In the meantime, hearing communications from Richard and Mary, I knew that two lead men had reached the turnaround point at a small resort 23 miles up the road. Deciding to make a call not to be out hours past everyone else, I thought it best to turn around at this point. I was also having major bike mechanicals: my chain was twisted, and my front derailleur was bent and the shifting was whacked from all my mishaps. I was not comfortable continuing in the bleak, hot desert alone any further. For training, I would hobble my way back and complete my day with 60 miles of gravel.
In the meantime, the race continued on and Chloe had hung with the boys as long as she could before being dropped, I believe about halfway up the long 14-mile climb to the top.

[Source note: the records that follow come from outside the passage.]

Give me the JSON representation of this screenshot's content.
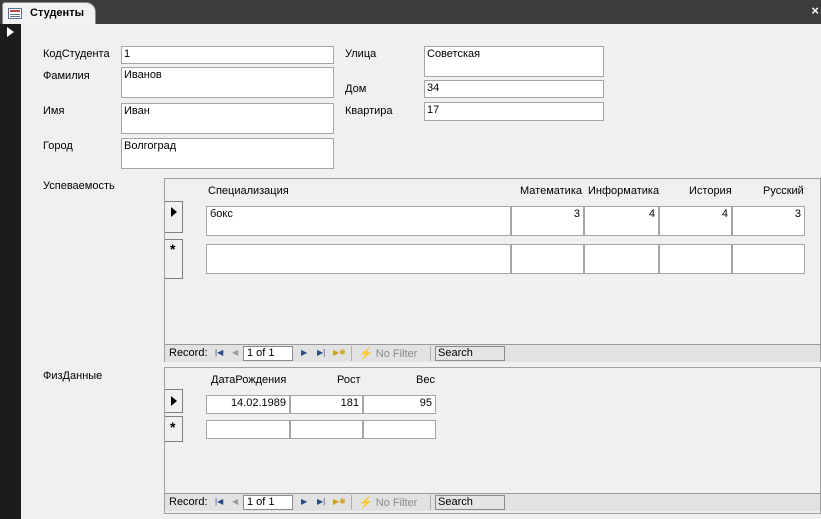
{
  "tab": {
    "title": "Студенты",
    "close": "×"
  },
  "fields": {
    "kod_label": "КодСтудента",
    "kod_value": "1",
    "familiya_label": "Фамилия",
    "familiya_value": "Иванов",
    "imya_label": "Имя",
    "imya_value": "Иван",
    "gorod_label": "Город",
    "gorod_value": "Волгоград",
    "ulica_label": "Улица",
    "ulica_value": "Советская",
    "dom_label": "Дом",
    "dom_value": "34",
    "kvartira_label": "Квартира",
    "kvartira_value": "17"
  },
  "uspevaemost": {
    "label": "Успеваемость",
    "columns": [
      "Специализация",
      "Математика",
      "Информатика",
      "История",
      "Русский"
    ],
    "rows": [
      [
        "бокс",
        "3",
        "4",
        "4",
        "3"
      ]
    ],
    "new_row_marker": "*",
    "nav": {
      "record_label": "Record:",
      "position": "1 of 1",
      "no_filter": "No Filter",
      "search": "Search"
    }
  },
  "fizdannye": {
    "label": "ФизДанные",
    "columns": [
      "ДатаРождения",
      "Рост",
      "Вес"
    ],
    "rows": [
      [
        "14.02.1989",
        "181",
        "95"
      ]
    ],
    "new_row_marker": "*",
    "nav": {
      "record_label": "Record:",
      "position": "1 of 1",
      "no_filter": "No Filter",
      "search": "Search"
    }
  },
  "icons": [
    "form-icon",
    "close-icon",
    "record-selector-icon",
    "first-record-icon",
    "prev-record-icon",
    "next-record-icon",
    "last-record-icon",
    "new-record-icon",
    "filter-icon"
  ]
}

Jamey Driscoll had gotten a flat around the same spot I did before the tarmac and his teammate Ben Berden stopped with him to pace him back to the group. They caught back on and Jamey sat in for a bit before attacking up the hill to catch the lone rider off the front, TJ Woodruff. TJ chose a mountain bike for the ride and Jamey was on his ’cross bike. The two continued together to the top, made the turn around and headed back down.
Jamey realized that TJ’s mountain bike gearing was no match for his ’cross gearing and attacked on the downhill, leaving TJ spinning in the dust. Jamey then soloed the rest of the race, back to the gravel and into the fierce, hot, headwind that had emerged over the afternoon. This was something that I battled alone on my way back also. The desert was certainly unforgiving, the wind was sucking all the water out of us faster than we could replenish, the heat was stifling, and vultures circled dead cows as a reminder of what could quickly happen to any of us if luck and fortitude did not go our way. I was beginning to think a 60-mile ride was not so bad after all.
I returned safely, but certainly disappointed, to the finish. I would explain my day to the announcer and would have to claim a DNF to an event that I had prepared for and traveled all this way to do. 30 minutes later, Jamey Driscoll showed up for the win, 14 minutes ahead of second place, TJ Woodruff. Chloe would show one hour and 20 minutes later, alone, for the female win. Caroline Mani finished strong 22 minutes behind for second.
— Jamey Driscoll (@JameyDriscoll) May 4, 2014
— Chloe Woodruff (@chloewoodruff) May 3, 2014
Everyone was tired, crusted in salt, but feeling accomplished. Ben Berden crossed the line in seventh place and declared that it was one of the hardest races he had ever done. For a first-year event, it was well organized, though I believe they learned that more water was certainly needed. All in all it was a certain success!
I was greeted with one more surprise from the race promoters and was presented a birthday cake on the podium, a nice way to make up for a challenging day. Ben and I left the venue seeing smiles on everyone’s faces and a feeling of satisfaction that the day was done.
— nicole duke (@NicoleDukeNow) May 3, 2014
Chino grinder 106 miles done! 7h15 ! 2nd place! http://t.co/skUaXcc5UC
— caroline mani (@carolinemani) May 3, 2014